A decision to go to war based on bad intelligence, a “certitude” emotionally hyped by those in leadership positions who became caught up in self generated enthusiasm and delusions, a plan devoid of ongoing planning, the absence of a coherent strategy no less an exit strategy, and poor on-the-ground decisions ever since, may very well define the events known as the “Liberation of Iraq.” In the light of this backdrop it becomes mandatory for America to evaluate the meaning of “democracy” for Iraq. The mantra “(this) could not have been anticipated” has become the theme of the Bush administration over the past four years. This phrase has been consistently used to explain the following: the state of pre-September 11, 2001 (9/11) intelligence; intelligence before and after the March 19, 2003 Iraqi invasion; the long standing tribal structure of Iraqi society; the potential for a sustainable Iraqi insurgency; the inability of the Iraqi parliament to produce a national unity government now four months after the election in December 2005; the inadequate Iraqi reconstruction; and the inability to create a safe living environment for the Iraqi people.
History repeatedly demonstrates that liberation is only the first step in a long and turbulent journey towards freedom.

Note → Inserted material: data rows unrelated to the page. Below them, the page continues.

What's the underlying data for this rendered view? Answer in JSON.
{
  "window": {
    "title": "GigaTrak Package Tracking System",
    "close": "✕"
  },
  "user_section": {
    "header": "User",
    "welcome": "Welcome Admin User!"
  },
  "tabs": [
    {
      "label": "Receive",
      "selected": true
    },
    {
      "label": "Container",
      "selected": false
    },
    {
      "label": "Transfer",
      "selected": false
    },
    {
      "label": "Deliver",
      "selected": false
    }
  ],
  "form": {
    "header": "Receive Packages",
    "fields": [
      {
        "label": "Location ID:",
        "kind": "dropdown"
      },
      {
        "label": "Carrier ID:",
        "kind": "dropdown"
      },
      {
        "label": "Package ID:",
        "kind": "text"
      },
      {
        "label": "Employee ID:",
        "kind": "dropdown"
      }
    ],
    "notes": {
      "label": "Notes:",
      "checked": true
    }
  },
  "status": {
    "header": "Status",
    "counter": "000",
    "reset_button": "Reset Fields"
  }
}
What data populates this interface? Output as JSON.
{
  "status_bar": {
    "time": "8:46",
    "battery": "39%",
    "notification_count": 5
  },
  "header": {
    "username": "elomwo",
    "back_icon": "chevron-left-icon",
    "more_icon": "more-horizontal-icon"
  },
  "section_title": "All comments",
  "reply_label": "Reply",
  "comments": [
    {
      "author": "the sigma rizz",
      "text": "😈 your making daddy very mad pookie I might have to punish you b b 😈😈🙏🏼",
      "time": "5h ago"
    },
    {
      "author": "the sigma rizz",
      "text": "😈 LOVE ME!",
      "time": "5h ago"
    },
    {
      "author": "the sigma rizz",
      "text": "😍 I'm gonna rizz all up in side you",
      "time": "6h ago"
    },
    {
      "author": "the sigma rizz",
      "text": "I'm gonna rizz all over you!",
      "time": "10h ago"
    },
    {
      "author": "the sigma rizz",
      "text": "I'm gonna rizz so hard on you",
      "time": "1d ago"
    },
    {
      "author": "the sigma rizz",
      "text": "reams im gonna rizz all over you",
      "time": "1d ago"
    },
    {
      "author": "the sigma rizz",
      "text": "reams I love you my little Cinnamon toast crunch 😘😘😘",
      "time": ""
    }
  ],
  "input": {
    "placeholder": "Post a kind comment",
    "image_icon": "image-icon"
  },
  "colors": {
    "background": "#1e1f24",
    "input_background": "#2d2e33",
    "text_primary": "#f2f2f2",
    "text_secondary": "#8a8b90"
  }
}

Freedom is a process, not a destination, and requires unending vigilance and care to safeguard, preserve, improve and extend its gifts, which can be too easily lost. De Tocqueville wrote Democracy in America 170 years ago; his theories are as current today as they were then. He warns that the greatest threat the United States faces is the tyranny of the majority. He emphasizes that checks and balances are a bulwark against tyranny. He believes in the power of American law to limit the excesses of the ruler. He had great hopes for the judiciary, writing, “The courts correct the aberrations of democracy; though they can never stop the movements of the majority, they do succeed in checking and directing them.” De Tocqueville further stated that freedom, “… is ordinarily born in the midst of storms, it is established painfully among civil discords, and only when it is old can one know the benefits.”
Democracy is so much more than having a free election or series of elections. It demands respect for the rule of law, and decisions made by governing entities and constitutional authority. An election is only a procedure of democracy, but does not equate to the existence of a democratic government.
The Social Contract published in 1762 by Jean-Jacques Rousseau asserts that the will of the people is sacred. Social contract theory as developed by Hobbes (1651), Locke (1689) and Rousseau establishes the rights and responsibilities between the state and its citizens; and demands that democracy must be the merger between the government and the governed.
The hope of democracy for Iraq hangs by a single, tenuous and increasingly stretched thread known as America.
Dr. Saul B. Wilen is CEO of International Horizons Unlimited (IHU) [(210) 692-1268], a national consulting and resources consortium based in San Antonio, Texas. IHU develops “educational processes that support prevention strategies for solving problems.” Dr Wilen is a recognized authority in prevention strategies, problem solving, systems dynamics, and informatics. He directs IHU terrorism prevention and strategies development initiatives. He is the Executive Director of Deficit Watch, a non-profit authoritative monitor of government and other deficits.
Posted April 17, 2006, Enter Stage Right